Prominent nineteenth-century portraitist and figurative painter Robert L. Newman was born in Richmond, Virginia, the second child and only son of Robert L. Newman and Sarah J. Matthews. Newman's father died when he was young, and the family moved to nearby Louisa Court House. His mother married Joseph Winston, and in 1839 they moved to Clarksville, where his stepfather died in 1844.
Newman soon tried his hand at portrait painting, but his clients repeatedly rejected his work. In 1846 he wrote to the famous artist, Asher B. Durand, requesting acceptance as a student. In his letter, he stated that he had abandoned portraiture and decided to “cast in another stream.” Durand refused to accept him, but in 1849 the American Art Union in New York purchased his Music at the Shop-Board. The following year, he spent five months studying with Thomas Couture in Paris. Four years later, he was back in France, where William Morris Hunt introduced him to the Barbizon School.
In 1858 Newman opened a studio in his Clarksville home and accepted commissions for full-length portraits. During this period, he executed pendant portraits of William Wallace Warfield and son and of Adelia Boisseau Warfield and daughter. These are Newman's only known oil portraits.
Newman served in the Confederate army twice during the Civil War. In 1861 he was elected a lieutenant of artillery but resigned after a dispute with his commanding officer. In 1864 he was conscripted and assigned to Company G of the Fifteenth Virginia Regiment.
Newman probably lived in New York immediately after the war, but in 1872 he had a studio on Union Street in Nashville next door to the studio of George Dury. The two artists attempted to establish an Academy of Fine Arts, but they apparently failed. The 1873 Nashville City Directory listed Newman as a portrait painter, but he also offered classes at his studio and in one of the public schools. Newman's mother died that year, and the artist moved to New York, returning to Tennessee only once.
In New York, Newman abandoned portraiture and focused on small figurative paintings of allegorical, religious, mythological, and obscure objects, such as madonnas, sapphos, nymphs, and fortune tellers. He adopted a highly individualistic style that was identified with no school.
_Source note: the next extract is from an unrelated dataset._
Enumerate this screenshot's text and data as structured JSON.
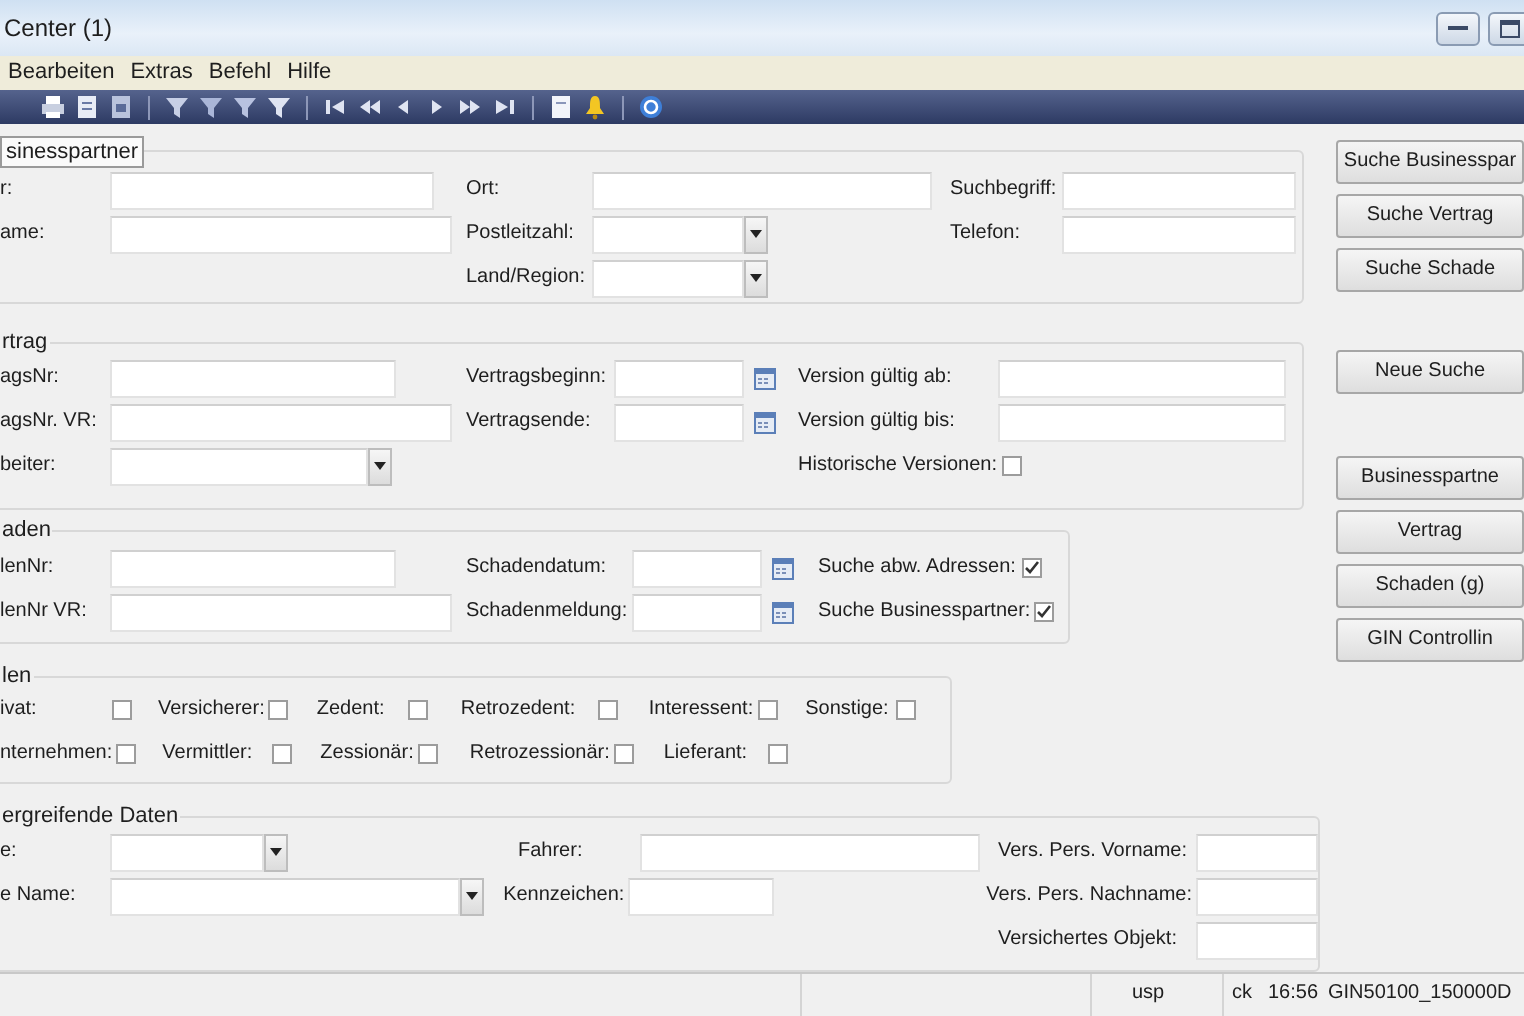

Though little appreciated in his own day, it was this work that provided him with his present fame.
In 1886 his Little Red Riding Hood was exhibited at the National Academy of Design. In 1894 he had a one-man show at Knoedler's in New York and partially repeated at the Museum of Fine Arts in Boston. In 1900 his Christ Stilling the Tempest was shown at the Paris International Exposition. On March 31, 1912, Newman died of gas asphyxiation in his New York apartment.
The Brooklyn Museum acquired the first collection of Newman's work in 1914. Major exhibitions of his work were held in New York in 1924, 1935, 1939, and 1961; in Richmond in 1942; and in Washington, D.C., and Nashville in 1975.